What is needed is an exact copy of every entry, without the pictures.

◆ The records ◆
========

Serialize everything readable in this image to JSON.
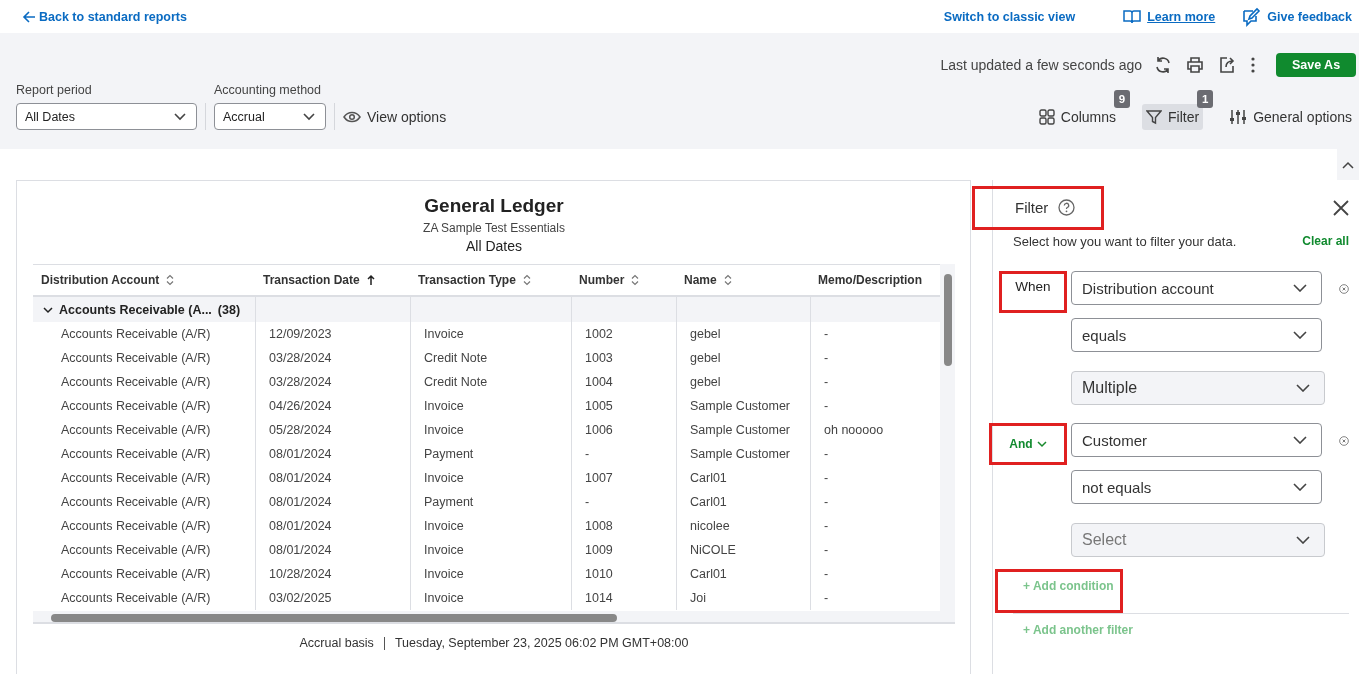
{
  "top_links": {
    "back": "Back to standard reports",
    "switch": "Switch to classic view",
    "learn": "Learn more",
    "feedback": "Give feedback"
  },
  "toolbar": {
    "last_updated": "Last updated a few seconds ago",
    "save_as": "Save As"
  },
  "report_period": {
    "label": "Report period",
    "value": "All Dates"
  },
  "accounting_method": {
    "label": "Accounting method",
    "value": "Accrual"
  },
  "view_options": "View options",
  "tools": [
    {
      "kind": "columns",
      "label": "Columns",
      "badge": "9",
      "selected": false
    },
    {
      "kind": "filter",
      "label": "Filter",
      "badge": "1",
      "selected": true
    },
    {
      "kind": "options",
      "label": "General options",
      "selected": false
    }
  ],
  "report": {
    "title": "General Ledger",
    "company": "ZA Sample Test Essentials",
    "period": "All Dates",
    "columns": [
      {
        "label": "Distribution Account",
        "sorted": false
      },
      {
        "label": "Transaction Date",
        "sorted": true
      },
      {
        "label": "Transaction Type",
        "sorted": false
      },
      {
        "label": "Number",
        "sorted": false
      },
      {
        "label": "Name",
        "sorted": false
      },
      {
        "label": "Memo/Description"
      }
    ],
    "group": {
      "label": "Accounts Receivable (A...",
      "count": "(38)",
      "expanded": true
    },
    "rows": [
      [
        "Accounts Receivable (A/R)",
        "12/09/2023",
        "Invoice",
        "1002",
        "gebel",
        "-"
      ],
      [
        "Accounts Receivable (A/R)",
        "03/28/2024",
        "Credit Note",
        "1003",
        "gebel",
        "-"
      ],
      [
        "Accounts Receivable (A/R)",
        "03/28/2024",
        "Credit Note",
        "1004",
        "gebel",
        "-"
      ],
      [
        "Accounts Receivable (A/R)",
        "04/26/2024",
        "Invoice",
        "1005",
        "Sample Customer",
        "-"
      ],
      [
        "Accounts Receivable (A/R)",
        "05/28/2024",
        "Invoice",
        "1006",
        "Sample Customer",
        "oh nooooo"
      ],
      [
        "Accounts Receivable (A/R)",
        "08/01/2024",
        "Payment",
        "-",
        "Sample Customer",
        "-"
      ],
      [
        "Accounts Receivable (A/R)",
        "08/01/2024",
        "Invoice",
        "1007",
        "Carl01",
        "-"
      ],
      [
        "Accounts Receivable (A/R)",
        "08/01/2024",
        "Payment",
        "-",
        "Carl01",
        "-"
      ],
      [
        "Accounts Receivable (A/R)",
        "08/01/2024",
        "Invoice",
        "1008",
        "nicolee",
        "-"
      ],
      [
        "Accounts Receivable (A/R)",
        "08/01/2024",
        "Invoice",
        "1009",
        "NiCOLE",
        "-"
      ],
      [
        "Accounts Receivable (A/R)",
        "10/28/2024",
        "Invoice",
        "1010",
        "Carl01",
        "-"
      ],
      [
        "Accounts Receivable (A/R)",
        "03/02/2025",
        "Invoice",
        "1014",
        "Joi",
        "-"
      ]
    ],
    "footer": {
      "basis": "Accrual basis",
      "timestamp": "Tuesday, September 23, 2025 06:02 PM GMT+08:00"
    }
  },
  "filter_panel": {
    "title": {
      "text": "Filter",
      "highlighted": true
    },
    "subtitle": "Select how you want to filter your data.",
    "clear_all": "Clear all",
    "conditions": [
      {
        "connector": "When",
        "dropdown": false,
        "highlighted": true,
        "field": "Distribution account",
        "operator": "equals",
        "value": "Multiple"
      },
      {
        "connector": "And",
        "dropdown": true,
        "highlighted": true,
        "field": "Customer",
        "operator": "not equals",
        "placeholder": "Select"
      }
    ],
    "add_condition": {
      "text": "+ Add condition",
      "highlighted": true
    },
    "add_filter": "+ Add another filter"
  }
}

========

◆ Response for this exercise ◆
Serialize everything readable in this image to JSON.
{
  "top_links": {
    "back": "Back to standard reports",
    "switch": "Switch to classic view",
    "learn": "Learn more",
    "feedback": "Give feedback"
  },
  "toolbar": {
    "last_updated": "Last updated a few seconds ago",
    "save_as": "Save As"
  },
  "report_period": {
    "label": "Report period",
    "value": "All Dates"
  },
  "accounting_method": {
    "label": "Accounting method",
    "value": "Accrual"
  },
  "view_options": "View options",
  "tools": [
    {
      "kind": "columns",
      "label": "Columns",
      "badge": "9",
      "selected": false
    },
    {
      "kind": "filter",
      "label": "Filter",
      "badge": "1",
      "selected": true
    },
    {
      "kind": "options",
      "label": "General options",
      "selected": false
    }
  ],
  "report": {
    "title": "General Ledger",
    "company": "ZA Sample Test Essentials",
    "period": "All Dates",
    "columns": [
      {
        "label": "Distribution Account",
        "sorted": false
      },
      {
        "label": "Transaction Date",
        "sorted": true
      },
      {
        "label": "Transaction Type",
        "sorted": false
      },
      {
        "label": "Number",
        "sorted": false
      },
      {
        "label": "Name",
        "sorted": false
      },
      {
        "label": "Memo/Description"
      }
    ],
    "group": {
      "label": "Accounts Receivable (A...",
      "count": "(38)",
      "expanded": true
    },
    "rows": [
      [
        "Accounts Receivable (A/R)",
        "12/09/2023",
        "Invoice",
        "1002",
        "gebel",
        "-"
      ],
      [
        "Accounts Receivable (A/R)",
        "03/28/2024",
        "Credit Note",
        "1003",
        "gebel",
        "-"
      ],
      [
        "Accounts Receivable (A/R)",
        "03/28/2024",
        "Credit Note",
        "1004",
        "gebel",
        "-"
      ],
      [
        "Accounts Receivable (A/R)",
        "04/26/2024",
        "Invoice",
        "1005",
        "Sample Customer",
        "-"
      ],
      [
        "Accounts Receivable (A/R)",
        "05/28/2024",
        "Invoice",
        "1006",
        "Sample Customer",
        "oh nooooo"
      ],
      [
        "Accounts Receivable (A/R)",
        "08/01/2024",
        "Payment",
        "-",
        "Sample Customer",
        "-"
      ],
      [
        "Accounts Receivable (A/R)",
        "08/01/2024",
        "Invoice",
        "1007",
        "Carl01",
        "-"
      ],
      [
        "Accounts Receivable (A/R)",
        "08/01/2024",
        "Payment",
        "-",
        "Carl01",
        "-"
      ],
      [
        "Accounts Receivable (A/R)",
        "08/01/2024",
        "Invoice",
        "1008",
        "nicolee",
        "-"
      ],
      [
        "Accounts Receivable (A/R)",
        "08/01/2024",
        "Invoice",
        "1009",
        "NiCOLE",
        "-"
      ],
      [
        "Accounts Receivable (A/R)",
        "10/28/2024",
        "Invoice",
        "1010",
        "Carl01",
        "-"
      ],
      [
        "Accounts Receivable (A/R)",
        "03/02/2025",
        "Invoice",
        "1014",
        "Joi",
        "-"
      ]
    ],
    "footer": {
      "basis": "Accrual basis",
      "timestamp": "Tuesday, September 23, 2025 06:02 PM GMT+08:00"
    }
  },
  "filter_panel": {
    "title": {
      "text": "Filter",
      "highlighted": true
    },
    "subtitle": "Select how you want to filter your data.",
    "clear_all": "Clear all",
    "conditions": [
      {
        "connector": "When",
        "dropdown": false,
        "highlighted": true,
        "field": "Distribution account",
        "operator": "equals",
        "value": "Multiple"
      },
      {
        "connector": "And",
        "dropdown": true,
        "highlighted": true,
        "field": "Customer",
        "operator": "not equals",
        "placeholder": "Select"
      }
    ],
    "add_condition": {
      "text": "+ Add condition",
      "highlighted": true
    },
    "add_filter": "+ Add another filter"
  }
}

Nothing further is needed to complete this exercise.